This increasing harassment, and on the advice of senior comrades, Hanef left South Africa to study to further his political education and training and to link up with the exiled leadership of the ANC in London.
Here, he immediately plunged into the political activities of the ANC, SACP, AAM and IDAF. Once again he was engaged in organising student political education classes all around the UK: London, Birmingham, Wales (Cardiff) and in Ireland (Dublin).
While being a disciplined member of the ANC and SACP (then CPSA), Hanef was an independent thinker with a keen grasp of politics and the struggle.
He didn’t hesitate to speak his mind and criticise leadership. This sometimes brought him into conflict with senior leadership and other fellow activists.
While in London he engaged with comrades Oliver Tambo, Dr Yusuf Dadoo and Joe Slovo.
In 1971, Hanef, after completing a degree in social science at Birmingham University, relocated to Cardiff in Wales to continue with a master’s degree.
Wales Anti-Apartheid Movement
However, he did not complete this degree as he was preoccupied with the founding of the Wales Anti-Apartheid Movement (Waam) in 1972. Hanef served as Waam secretary until 1994 when Actsa was formed.
In order to earn a living , Hanef became a sociology tutor at the University of Cardiff, and later, a human rights lawyer with a local firm of attorneys.
In the lifetime he spent in Cardiff, Hanef travelled throughout the UK drumming up support for the struggle against apartheid. He addressed major conferences on the opposition to apartheid, including addressing the UN committee on the Boycott Apartheid movement.
Hanef’s work in the Waam led to him being awarded an OBE by England’s Queen in 2003, in recognition of his “services to race relations, the Wales Anti- Apartheid Movement, and the charity and voluntary sector”.
He accepted this award on behalf of the thousands of members and volunteers of Waam.
Here in South Africa, in 2009, the Gandhi Development Trust presented Hanef with a Satyagraha award for his “contribution to the struggle for freedom in South Africa”.
Scathing of corruption
Characteristically, in his acceptance speech, he was scathing in his criticism of corruption and lack of the delivery of services, as well as the jostling for power and patronage among comrades.
He was also critical of the many individuals who became extremely wealthy as beneficiaries of BEE, but did not give back some of their wealth to the communities from which they came.
Hanef viewed his involvement in the struggle as being of service to the poor and marginalised in the country.
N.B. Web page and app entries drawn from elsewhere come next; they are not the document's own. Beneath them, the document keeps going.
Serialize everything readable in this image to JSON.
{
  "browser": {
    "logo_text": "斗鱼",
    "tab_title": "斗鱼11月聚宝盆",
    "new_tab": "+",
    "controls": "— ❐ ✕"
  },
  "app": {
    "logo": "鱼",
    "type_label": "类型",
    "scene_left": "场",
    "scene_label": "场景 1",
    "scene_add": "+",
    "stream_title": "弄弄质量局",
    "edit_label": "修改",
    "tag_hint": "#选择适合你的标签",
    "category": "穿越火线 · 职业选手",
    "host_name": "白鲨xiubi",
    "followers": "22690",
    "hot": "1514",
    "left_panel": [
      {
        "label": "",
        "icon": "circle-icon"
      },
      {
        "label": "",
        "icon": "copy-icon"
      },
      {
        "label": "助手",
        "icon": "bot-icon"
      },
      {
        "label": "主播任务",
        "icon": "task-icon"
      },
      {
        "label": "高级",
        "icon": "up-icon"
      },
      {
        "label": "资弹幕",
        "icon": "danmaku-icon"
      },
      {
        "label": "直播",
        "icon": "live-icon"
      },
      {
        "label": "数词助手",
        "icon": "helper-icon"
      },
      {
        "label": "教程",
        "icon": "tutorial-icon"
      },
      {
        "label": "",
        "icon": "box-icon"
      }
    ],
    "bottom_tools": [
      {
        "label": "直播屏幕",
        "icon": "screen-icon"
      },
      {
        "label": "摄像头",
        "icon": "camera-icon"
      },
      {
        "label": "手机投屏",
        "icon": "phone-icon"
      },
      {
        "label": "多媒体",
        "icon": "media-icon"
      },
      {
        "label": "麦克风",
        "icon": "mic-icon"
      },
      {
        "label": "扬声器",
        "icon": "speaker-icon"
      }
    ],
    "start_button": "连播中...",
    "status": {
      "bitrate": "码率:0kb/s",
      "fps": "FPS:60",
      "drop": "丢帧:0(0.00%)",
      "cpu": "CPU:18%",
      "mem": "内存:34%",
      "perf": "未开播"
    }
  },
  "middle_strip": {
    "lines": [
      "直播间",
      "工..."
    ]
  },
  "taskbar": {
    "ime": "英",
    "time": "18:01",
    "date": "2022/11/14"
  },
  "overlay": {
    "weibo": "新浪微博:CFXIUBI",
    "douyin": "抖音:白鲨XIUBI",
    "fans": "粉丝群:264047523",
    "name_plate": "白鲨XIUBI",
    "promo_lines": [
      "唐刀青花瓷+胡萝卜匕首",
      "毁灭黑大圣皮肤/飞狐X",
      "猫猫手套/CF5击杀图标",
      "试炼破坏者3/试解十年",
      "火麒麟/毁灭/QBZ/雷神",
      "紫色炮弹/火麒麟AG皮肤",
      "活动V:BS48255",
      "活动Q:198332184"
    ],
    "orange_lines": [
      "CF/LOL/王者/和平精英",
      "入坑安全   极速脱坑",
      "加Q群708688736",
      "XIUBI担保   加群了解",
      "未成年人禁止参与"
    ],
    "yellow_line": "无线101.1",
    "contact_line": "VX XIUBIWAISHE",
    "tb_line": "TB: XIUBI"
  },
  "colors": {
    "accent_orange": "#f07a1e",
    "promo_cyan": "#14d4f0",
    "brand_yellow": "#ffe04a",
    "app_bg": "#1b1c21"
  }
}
He was a humble, caring person, a committed revolutionary, a socialist and internationalist, a freedom fighter and fearless champion for the cause of social justice.
His political education, practical work and thinking influenced a whole generation of activists in London, Dublin, Wales, Mumbai and here in South Africa.
Hanef’s contribution not recognised
Sadly, Hanef’s contribution, vital in the third pillar of the struggle against apartheid viz international boycott and isolation of the apartheid regime, has not been given due recognition in the country of his birth.
This was as a result of his strident criticism and talking truth to power.
The greatest tribute one can pay to Hanef is to emulate the ideals that he stood for, celebrate his life and continue the struggle. Hamba Kahle Comrade Hanef.